  • There are about 95% of general hospitals in China which have traditional medicine departments(4). Up to December 2002, there are about 3801 TCM organization in China and around 2864 TCM government hospitals with a total of 272861 ward beds.
  • Roughly, there are about 200 millions outpatients receiving treatment annually in TCM hospitals and 50% of rural doctors are able to provide both traditional and allopathic medicine by offering one third of outpatient services and a quarter of inpatient services.
  • Many hospitals are open on saturday and sunday due to high patient turnover everyday and one does not need to make an appointment to consult a TCM doctor.

Insurance coverage

Health insurance covers treatment costs of both allopathic and traditional medicine.

Research Institute/s

  • In China, roughly about 15000 professionals are involved in scientific research on TCM because currently there is a move towards evidence-based medicine.
  • The research emphasizes the standard of quality control and on systemic research.
  • Some research institutes/universities :
  1. Chinese Academy of Traditional Chinese Medicine
  2. Nanjing University of Traditional Chinese Medicine.
  3. Institute of Acupuncture Research, Shanghai medical College
  4. Shanghai University of Traditional Chinese Medicine

Training & Education

  • TCM education system is available in China and offers undergraduate programmes, masters and doctorate degrees, open to local and overseas student.
  • There are about 28 universities and colleges offering TCM programmes and 57 secondary schools teaching traditional Chinese medicine (5). Both allopathic medicines and TCM subjects are included in the curriculum.
  • Once a student graduates, he or she will be assigned to work in TCM hospitals and other facilities related to TCM.
  • If a graduate from TCM is interested to open his or her own practice, he or she will have to get a licence by sitting and passing a TCM examination organised by China Ministry of Health.
  • Medical education in China is fully integrated, hence, although there are more medical colleges teaching allopathic medicine, there is always one department in it teaching traditional Chinese medicine.
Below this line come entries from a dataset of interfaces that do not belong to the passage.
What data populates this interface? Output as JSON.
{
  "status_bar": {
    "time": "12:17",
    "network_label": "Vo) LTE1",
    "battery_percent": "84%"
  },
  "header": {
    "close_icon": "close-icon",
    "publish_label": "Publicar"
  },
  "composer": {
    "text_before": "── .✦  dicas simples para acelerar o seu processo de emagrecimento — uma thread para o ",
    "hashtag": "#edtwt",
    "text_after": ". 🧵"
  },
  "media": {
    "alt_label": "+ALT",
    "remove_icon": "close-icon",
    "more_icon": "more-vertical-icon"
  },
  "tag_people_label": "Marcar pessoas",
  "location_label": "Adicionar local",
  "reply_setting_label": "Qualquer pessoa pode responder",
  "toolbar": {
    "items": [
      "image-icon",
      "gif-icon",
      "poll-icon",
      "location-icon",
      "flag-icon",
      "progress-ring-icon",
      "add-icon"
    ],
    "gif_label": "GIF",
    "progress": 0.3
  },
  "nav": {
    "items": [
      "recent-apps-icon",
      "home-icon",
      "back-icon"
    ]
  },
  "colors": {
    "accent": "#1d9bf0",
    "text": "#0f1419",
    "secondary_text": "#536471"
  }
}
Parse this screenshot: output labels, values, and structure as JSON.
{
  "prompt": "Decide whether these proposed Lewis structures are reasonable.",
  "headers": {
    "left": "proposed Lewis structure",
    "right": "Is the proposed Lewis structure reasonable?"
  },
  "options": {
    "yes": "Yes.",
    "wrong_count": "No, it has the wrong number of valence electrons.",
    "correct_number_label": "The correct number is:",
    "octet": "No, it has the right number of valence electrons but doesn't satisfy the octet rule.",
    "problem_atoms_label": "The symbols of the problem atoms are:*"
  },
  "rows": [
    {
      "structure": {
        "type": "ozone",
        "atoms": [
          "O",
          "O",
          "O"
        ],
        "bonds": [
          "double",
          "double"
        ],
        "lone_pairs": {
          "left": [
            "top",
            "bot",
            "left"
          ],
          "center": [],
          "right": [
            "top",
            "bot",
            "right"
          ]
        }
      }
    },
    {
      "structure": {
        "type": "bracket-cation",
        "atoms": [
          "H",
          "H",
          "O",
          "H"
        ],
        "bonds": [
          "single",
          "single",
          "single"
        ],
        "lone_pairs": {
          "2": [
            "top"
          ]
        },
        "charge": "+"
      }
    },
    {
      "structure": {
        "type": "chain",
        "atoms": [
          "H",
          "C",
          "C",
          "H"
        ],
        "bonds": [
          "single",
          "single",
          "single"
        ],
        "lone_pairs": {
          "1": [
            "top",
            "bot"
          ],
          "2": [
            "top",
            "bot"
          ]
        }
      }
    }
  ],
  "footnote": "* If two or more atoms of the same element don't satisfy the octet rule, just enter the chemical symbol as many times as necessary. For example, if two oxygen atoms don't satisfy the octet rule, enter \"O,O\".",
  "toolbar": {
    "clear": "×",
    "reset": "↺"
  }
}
Similarly, in every traditional Chinese medical college, there is always one department teaching allopathic medicine.



  1. Who Global Atlas of Traditional, Complementary and Alternative Medicine., G.Bodeker,C.K Ong, C.Grundy,G.Burford,K.Shein.
  2. Traditional Medicine, Fact sheet N°134. WHO. Revised May 2003. accessed 4 July 2007.
  3. Legal Status of Traditional Medicine and Complementary/Alternative Medicine: A Worldwide Review,WHO 2001, Pg 8
  4. Complementary Therapies in Medicine,G.J. Dobosa,Pg 188
  5. National Policy on Traditional Medicine and Regulation on Herbal Medicine,WHO ,Geneva 2005
  6. Bodeker G. 2001. Lessons on integration from developing world's experience. British Medical Journal 322:164-7
  7. Legal status of traditional medicine and complementary /alternative medicine: a worldwide review. WHO 2001